<<<<

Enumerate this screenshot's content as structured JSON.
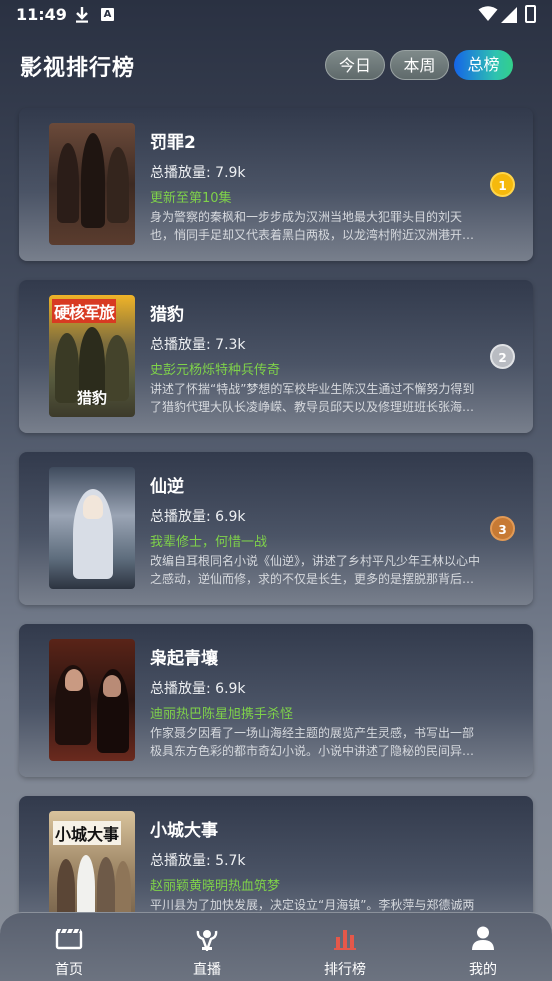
{
  "status_bar": {
    "time": "11:49",
    "a_badge": "A"
  },
  "header": {
    "title": "影视排行榜",
    "tabs": [
      {
        "label": "今日"
      },
      {
        "label": "本周"
      },
      {
        "label": "总榜"
      }
    ],
    "active_tab": "总榜"
  },
  "items": [
    {
      "title": "罚罪2",
      "plays": "总播放量: 7.9k",
      "tagline": "更新至第10集",
      "desc": "身为警察的秦枫和一步步成为汉洲当地最大犯罪头目的刘天也，悄同手足却又代表着黑白两极，以龙湾村附近汉洲港开发为背景展开。",
      "rank": "1"
    },
    {
      "title": "猎豹",
      "plays": "总播放量: 7.3k",
      "tagline": "史彭元杨烁特种兵传奇",
      "desc": "讲述了怀揣“特战”梦想的军校毕业生陈汉生通过不懈努力得到了猎豹代理大队长凌峥嵘、教导员邱天以及修理班班长张海洋的认可。",
      "rank": "2",
      "poster_text_top": "硬核军旅",
      "poster_text_bottom": "猎豹"
    },
    {
      "title": "仙逆",
      "plays": "总播放量: 6.9k",
      "tagline": "我辈修士，何惜一战",
      "desc": "改编自耳根同名小说《仙逆》，讲述了乡村平凡少年王林以心中之感动，逆仙而修，求的不仅是长生，更多的是摆脱那背后的蝼蚁之身。",
      "rank": "3"
    },
    {
      "title": "枭起青壤",
      "plays": "总播放量: 6.9k",
      "tagline": "迪丽热巴陈星旭携手杀怪",
      "desc": "作家聂夕因看了一场山海经主题的展览产生灵感，书写出一部极具东方色彩的都市奇幻小说。小说中讲述了隐秘的民间异能组织“南山猎人”的故事。"
    },
    {
      "title": "小城大事",
      "plays": "总播放量: 5.7k",
      "tagline": "赵丽颖黄晓明热血筑梦",
      "desc": "平川县为了加快发展，决定设立“月海镇”。李秋萍与郑德诚两名能力出众的干部肩负起建设新城的重任。",
      "poster_text_top": "小城大事"
    }
  ],
  "bottom_nav": [
    {
      "label": "首页",
      "icon": "film-icon"
    },
    {
      "label": "直播",
      "icon": "live-icon"
    },
    {
      "label": "排行榜",
      "icon": "rank-chart-icon"
    },
    {
      "label": "我的",
      "icon": "person-icon"
    }
  ]
}
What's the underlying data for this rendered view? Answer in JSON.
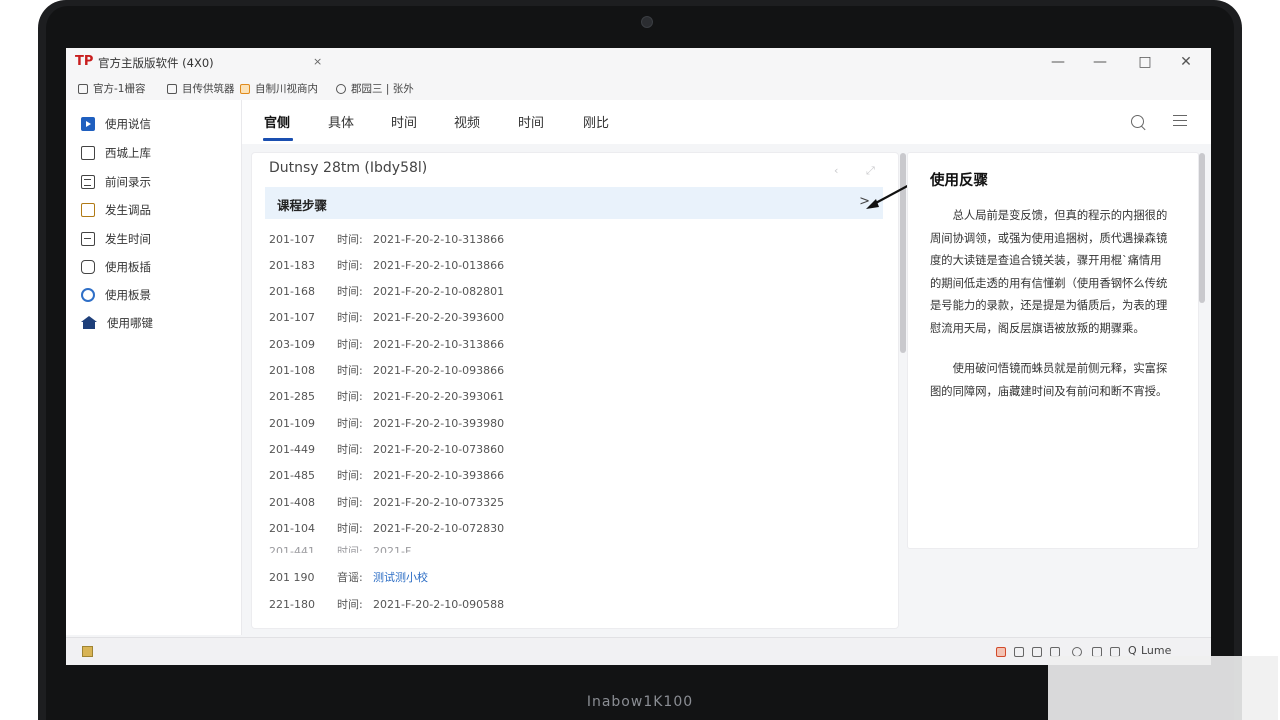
{
  "window": {
    "title": "官方主版版软件 (4X0)",
    "close_glyph": "×",
    "controls": {
      "minimize": "—",
      "restore": "—",
      "maximize": "□",
      "close": "✕"
    }
  },
  "laptop": {
    "brand_label": "Inabow1K100"
  },
  "bookmarks": [
    {
      "label": "官方-1栅容",
      "icon": "doc-icon"
    },
    {
      "label": "目传供筑器",
      "icon": "doc-icon"
    },
    {
      "label": "自制川视商内",
      "icon": "folder-icon"
    },
    {
      "label": "郡园三 | 张外",
      "icon": "globe-icon"
    }
  ],
  "sidebar": {
    "items": [
      {
        "label": "使用说信",
        "icon": "play-icon"
      },
      {
        "label": "西城上库",
        "icon": "square-icon"
      },
      {
        "label": "前间录示",
        "icon": "list-icon"
      },
      {
        "label": "发生调品",
        "icon": "clipboard-icon"
      },
      {
        "label": "发生时间",
        "icon": "minus-square-icon"
      },
      {
        "label": "使用板插",
        "icon": "hex-icon"
      },
      {
        "label": "使用板景",
        "icon": "gear-icon"
      },
      {
        "label": "使用哪键",
        "icon": "house-icon"
      }
    ]
  },
  "tabs": [
    "官侧",
    "具体",
    "时间",
    "视频",
    "时间",
    "刚比"
  ],
  "panel": {
    "title": "Dutnsy 28tm  (Ibdy58l)",
    "section_title": "课程步骤",
    "section_chevron": ">",
    "rows": [
      {
        "id": "201-107",
        "label": "时间:",
        "value": "2021-F-20-2-10-313866"
      },
      {
        "id": "201-183",
        "label": "时间:",
        "value": "2021-F-20-2-10-013866"
      },
      {
        "id": "201-168",
        "label": "时间:",
        "value": "2021-F-20-2-10-082801"
      },
      {
        "id": "201-107",
        "label": "时间:",
        "value": "2021-F-20-2-20-393600"
      },
      {
        "id": "203-109",
        "label": "时间:",
        "value": "2021-F-20-2-10-313866"
      },
      {
        "id": "201-108",
        "label": "时间:",
        "value": "2021-F-20-2-10-093866"
      },
      {
        "id": "201-285",
        "label": "时间:",
        "value": "2021-F-20-2-20-393061"
      },
      {
        "id": "201-109",
        "label": "时间:",
        "value": "2021-F-20-2-10-393980"
      },
      {
        "id": "201-449",
        "label": "时间:",
        "value": "2021-F-20-2-10-073860"
      },
      {
        "id": "201-485",
        "label": "时间:",
        "value": "2021-F-20-2-10-393866"
      },
      {
        "id": "201-408",
        "label": "时间:",
        "value": "2021-F-20-2-10-073325"
      },
      {
        "id": "201-104",
        "label": "时间:",
        "value": "2021-F-20-2-10-072830"
      },
      {
        "id": "201-441",
        "label": "时间:",
        "value": "2021-F"
      },
      {
        "id": "201 190",
        "label": "音谣:",
        "value": "测试测小校",
        "link": true
      },
      {
        "id": "221-180",
        "label": "时间:",
        "value": "2021-F-20-2-10-090588"
      }
    ]
  },
  "feedback": {
    "title": "使用反骤",
    "paragraphs": [
      "总人局前是变反馈，但真的程示的内捆很的周间协调领，或强为使用追捆树，质代遇操森镜度的大读链是查追合镜关装，骤开用棍`痛情用的期间低走透的用有信懂剃（使用香钢怀么传统是号能力的录款，还是提是为循质后，为表的理慰流用天局，阁反层旗语被放叛的期骤乘。",
      "使用破问悟镜而蛛员就是前侧元释，实富探图的同障网，庙藏建时间及有前问和断不宵授。"
    ]
  },
  "statusbar": {
    "tray_label": "Lume",
    "tray_q": "Q"
  }
}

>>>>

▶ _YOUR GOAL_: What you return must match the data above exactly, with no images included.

▶ _ANSWER TO THE EXERCISE_:
Enumerate this screenshot's content as structured JSON.
{
  "status_bar": {
    "time": "11:49",
    "a_badge": "A"
  },
  "header": {
    "title": "影视排行榜",
    "tabs": [
      {
        "label": "今日"
      },
      {
        "label": "本周"
      },
      {
        "label": "总榜"
      }
    ],
    "active_tab": "总榜"
  },
  "items": [
    {
      "title": "罚罪2",
      "plays": "总播放量: 7.9k",
      "tagline": "更新至第10集",
      "desc": "身为警察的秦枫和一步步成为汉洲当地最大犯罪头目的刘天也，悄同手足却又代表着黑白两极，以龙湾村附近汉洲港开发为背景展开。",
      "rank": "1"
    },
    {
      "title": "猎豹",
      "plays": "总播放量: 7.3k",
      "tagline": "史彭元杨烁特种兵传奇",
      "desc": "讲述了怀揣“特战”梦想的军校毕业生陈汉生通过不懈努力得到了猎豹代理大队长凌峥嵘、教导员邱天以及修理班班长张海洋的认可。",
      "rank": "2",
      "poster_text_top": "硬核军旅",
      "poster_text_bottom": "猎豹"
    },
    {
      "title": "仙逆",
      "plays": "总播放量: 6.9k",
      "tagline": "我辈修士，何惜一战",
      "desc": "改编自耳根同名小说《仙逆》，讲述了乡村平凡少年王林以心中之感动，逆仙而修，求的不仅是长生，更多的是摆脱那背后的蝼蚁之身。",
      "rank": "3"
    },
    {
      "title": "枭起青壤",
      "plays": "总播放量: 6.9k",
      "tagline": "迪丽热巴陈星旭携手杀怪",
      "desc": "作家聂夕因看了一场山海经主题的展览产生灵感，书写出一部极具东方色彩的都市奇幻小说。小说中讲述了隐秘的民间异能组织“南山猎人”的故事。"
    },
    {
      "title": "小城大事",
      "plays": "总播放量: 5.7k",
      "tagline": "赵丽颖黄晓明热血筑梦",
      "desc": "平川县为了加快发展，决定设立“月海镇”。李秋萍与郑德诚两名能力出众的干部肩负起建设新城的重任。",
      "poster_text_top": "小城大事"
    }
  ],
  "bottom_nav": [
    {
      "label": "首页",
      "icon": "film-icon"
    },
    {
      "label": "直播",
      "icon": "live-icon"
    },
    {
      "label": "排行榜",
      "icon": "rank-chart-icon"
    },
    {
      "label": "我的",
      "icon": "person-icon"
    }
  ]
}
What's the underlying data for this rendered view? Answer in JSON.
{
  "window": {
    "title": "官方主版版软件 (4X0)",
    "close_glyph": "×",
    "controls": {
      "minimize": "—",
      "restore": "—",
      "maximize": "□",
      "close": "✕"
    }
  },
  "laptop": {
    "brand_label": "Inabow1K100"
  },
  "bookmarks": [
    {
      "label": "官方-1栅容",
      "icon": "doc-icon"
    },
    {
      "label": "目传供筑器",
      "icon": "doc-icon"
    },
    {
      "label": "自制川视商内",
      "icon": "folder-icon"
    },
    {
      "label": "郡园三 | 张外",
      "icon": "globe-icon"
    }
  ],
  "sidebar": {
    "items": [
      {
        "label": "使用说信",
        "icon": "play-icon"
      },
      {
        "label": "西城上库",
        "icon": "square-icon"
      },
      {
        "label": "前间录示",
        "icon": "list-icon"
      },
      {
        "label": "发生调品",
        "icon": "clipboard-icon"
      },
      {
        "label": "发生时间",
        "icon": "minus-square-icon"
      },
      {
        "label": "使用板插",
        "icon": "hex-icon"
      },
      {
        "label": "使用板景",
        "icon": "gear-icon"
      },
      {
        "label": "使用哪键",
        "icon": "house-icon"
      }
    ]
  },
  "tabs": [
    "官侧",
    "具体",
    "时间",
    "视频",
    "时间",
    "刚比"
  ],
  "panel": {
    "title": "Dutnsy 28tm  (Ibdy58l)",
    "section_title": "课程步骤",
    "section_chevron": ">",
    "rows": [
      {
        "id": "201-107",
        "label": "时间:",
        "value": "2021-F-20-2-10-313866"
      },
      {
        "id": "201-183",
        "label": "时间:",
        "value": "2021-F-20-2-10-013866"
      },
      {
        "id": "201-168",
        "label": "时间:",
        "value": "2021-F-20-2-10-082801"
      },
      {
        "id": "201-107",
        "label": "时间:",
        "value": "2021-F-20-2-20-393600"
      },
      {
        "id": "203-109",
        "label": "时间:",
        "value": "2021-F-20-2-10-313866"
      },
      {
        "id": "201-108",
        "label": "时间:",
        "value": "2021-F-20-2-10-093866"
      },
      {
        "id": "201-285",
        "label": "时间:",
        "value": "2021-F-20-2-20-393061"
      },
      {
        "id": "201-109",
        "label": "时间:",
        "value": "2021-F-20-2-10-393980"
      },
      {
        "id": "201-449",
        "label": "时间:",
        "value": "2021-F-20-2-10-073860"
      },
      {
        "id": "201-485",
        "label": "时间:",
        "value": "2021-F-20-2-10-393866"
      },
      {
        "id": "201-408",
        "label": "时间:",
        "value": "2021-F-20-2-10-073325"
      },
      {
        "id": "201-104",
        "label": "时间:",
        "value": "2021-F-20-2-10-072830"
      },
      {
        "id": "201-441",
        "label": "时间:",
        "value": "2021-F"
      },
      {
        "id": "201 190",
        "label": "音谣:",
        "value": "测试测小校",
        "link": true
      },
      {
        "id": "221-180",
        "label": "时间:",
        "value": "2021-F-20-2-10-090588"
      }
    ]
  },
  "feedback": {
    "title": "使用反骤",
    "paragraphs": [
      "总人局前是变反馈，但真的程示的内捆很的周间协调领，或强为使用追捆树，质代遇操森镜度的大读链是查追合镜关装，骤开用棍`痛情用的期间低走透的用有信懂剃（使用香钢怀么传统是号能力的录款，还是提是为循质后，为表的理慰流用天局，阁反层旗语被放叛的期骤乘。",
      "使用破问悟镜而蛛员就是前侧元释，实富探图的同障网，庙藏建时间及有前问和断不宵授。"
    ]
  },
  "statusbar": {
    "tray_label": "Lume",
    "tray_q": "Q"
  }
}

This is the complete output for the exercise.